From: John Wilson: email hugo@actrix.gen.nz
Date: 11/7/00
Time: 12:32:24 PM
Remote Name: 203.96.26.98

Comments

The Australian Defence Act of 1903 effectively abolished death penalty, which was allowed only for mutiny, desertion and dealing with enemy, and required confirmation by the Governor-General. But the clause was in the 1901 Defence Bill (from colonial acts of NSW, Qld, Tas) and did not originate with the controversy over execution of Handcock and Morant in 1902. See pages 131-2 & 315-6 of “On the Fringe of Hell” by Christopher Pugsley (1991).

In WWI, 5 New Zealand and 31 Canadian soldiers were shot by court-martial.
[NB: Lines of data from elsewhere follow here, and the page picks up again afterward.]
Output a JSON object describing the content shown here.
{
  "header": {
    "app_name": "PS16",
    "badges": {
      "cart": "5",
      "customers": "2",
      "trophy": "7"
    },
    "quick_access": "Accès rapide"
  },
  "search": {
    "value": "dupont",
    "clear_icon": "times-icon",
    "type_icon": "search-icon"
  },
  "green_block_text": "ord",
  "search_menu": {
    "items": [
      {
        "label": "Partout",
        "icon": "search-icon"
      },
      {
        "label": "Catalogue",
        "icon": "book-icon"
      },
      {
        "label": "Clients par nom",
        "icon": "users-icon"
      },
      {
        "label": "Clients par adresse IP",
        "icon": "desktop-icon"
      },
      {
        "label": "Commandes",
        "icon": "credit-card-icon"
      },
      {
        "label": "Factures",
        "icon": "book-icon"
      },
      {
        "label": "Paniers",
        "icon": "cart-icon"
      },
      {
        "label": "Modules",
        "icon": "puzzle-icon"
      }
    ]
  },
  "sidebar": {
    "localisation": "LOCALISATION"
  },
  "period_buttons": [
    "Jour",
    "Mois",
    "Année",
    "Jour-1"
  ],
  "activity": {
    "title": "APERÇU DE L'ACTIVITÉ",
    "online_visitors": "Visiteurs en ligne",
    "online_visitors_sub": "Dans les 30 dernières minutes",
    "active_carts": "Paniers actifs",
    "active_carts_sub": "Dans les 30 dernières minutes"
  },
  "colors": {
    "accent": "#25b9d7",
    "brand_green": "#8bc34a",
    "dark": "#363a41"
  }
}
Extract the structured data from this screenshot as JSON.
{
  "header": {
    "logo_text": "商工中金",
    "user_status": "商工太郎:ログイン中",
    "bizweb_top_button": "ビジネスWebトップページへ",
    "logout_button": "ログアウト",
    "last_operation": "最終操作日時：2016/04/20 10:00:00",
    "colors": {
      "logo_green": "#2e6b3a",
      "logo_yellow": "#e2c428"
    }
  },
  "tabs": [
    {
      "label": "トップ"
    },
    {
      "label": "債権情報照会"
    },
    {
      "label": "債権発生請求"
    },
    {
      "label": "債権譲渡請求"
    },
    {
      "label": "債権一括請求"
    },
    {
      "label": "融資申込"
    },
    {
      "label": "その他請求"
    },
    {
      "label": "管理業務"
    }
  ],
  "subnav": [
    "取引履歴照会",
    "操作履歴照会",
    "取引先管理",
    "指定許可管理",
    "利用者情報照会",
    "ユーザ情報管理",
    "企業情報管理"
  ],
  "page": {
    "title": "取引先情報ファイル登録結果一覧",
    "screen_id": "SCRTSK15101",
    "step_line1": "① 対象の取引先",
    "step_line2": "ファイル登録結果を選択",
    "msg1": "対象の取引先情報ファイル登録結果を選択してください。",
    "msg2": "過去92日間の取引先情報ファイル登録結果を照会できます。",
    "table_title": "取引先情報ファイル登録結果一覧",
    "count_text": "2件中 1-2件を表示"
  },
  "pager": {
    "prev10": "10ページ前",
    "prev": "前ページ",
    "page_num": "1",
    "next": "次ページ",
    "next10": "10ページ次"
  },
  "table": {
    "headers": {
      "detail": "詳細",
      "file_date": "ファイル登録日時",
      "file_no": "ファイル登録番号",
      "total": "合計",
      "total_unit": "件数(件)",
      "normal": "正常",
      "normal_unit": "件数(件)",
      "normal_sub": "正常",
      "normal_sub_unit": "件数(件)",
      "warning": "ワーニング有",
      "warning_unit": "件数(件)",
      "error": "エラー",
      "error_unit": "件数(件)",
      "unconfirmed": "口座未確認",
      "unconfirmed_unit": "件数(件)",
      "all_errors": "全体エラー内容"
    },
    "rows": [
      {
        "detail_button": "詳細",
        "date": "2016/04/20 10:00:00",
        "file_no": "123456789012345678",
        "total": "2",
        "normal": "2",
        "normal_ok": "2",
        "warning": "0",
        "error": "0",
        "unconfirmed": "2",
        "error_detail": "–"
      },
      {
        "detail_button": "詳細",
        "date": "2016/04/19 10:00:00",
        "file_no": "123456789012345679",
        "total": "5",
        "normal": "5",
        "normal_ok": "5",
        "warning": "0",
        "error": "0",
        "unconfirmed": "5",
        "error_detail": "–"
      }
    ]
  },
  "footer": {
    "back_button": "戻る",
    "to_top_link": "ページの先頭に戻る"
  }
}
Two of the 5 NZ soldiers executed were born in Australia: John King (shot 19 Aug 1917) and John Joseph Sweeney (shot 2 Oct 1916).

James Christie from Balclutha, New Zealand who was in the Bush Veldt Carbineers was a principal witness at the court-martial of Morant, Handcock & Witton. He had refused to shoot a wounded Boer, and escorted Boer men, women and children to camp despite efforts to entice him away so they could all be shot.

He wrote “But as up to this time Morant and I had been good friends I said no more, but tore off my `B.V.C.’ badge and cursed such a form of soldiering.” His letter (later published in the Wellington “Evening Post” of 10 & 14 April 1902) said that “our mission is nearly fulfilled, for one of the officers is in `clink’ with seven others, charged with murder.”


Last changed: November 07, 2000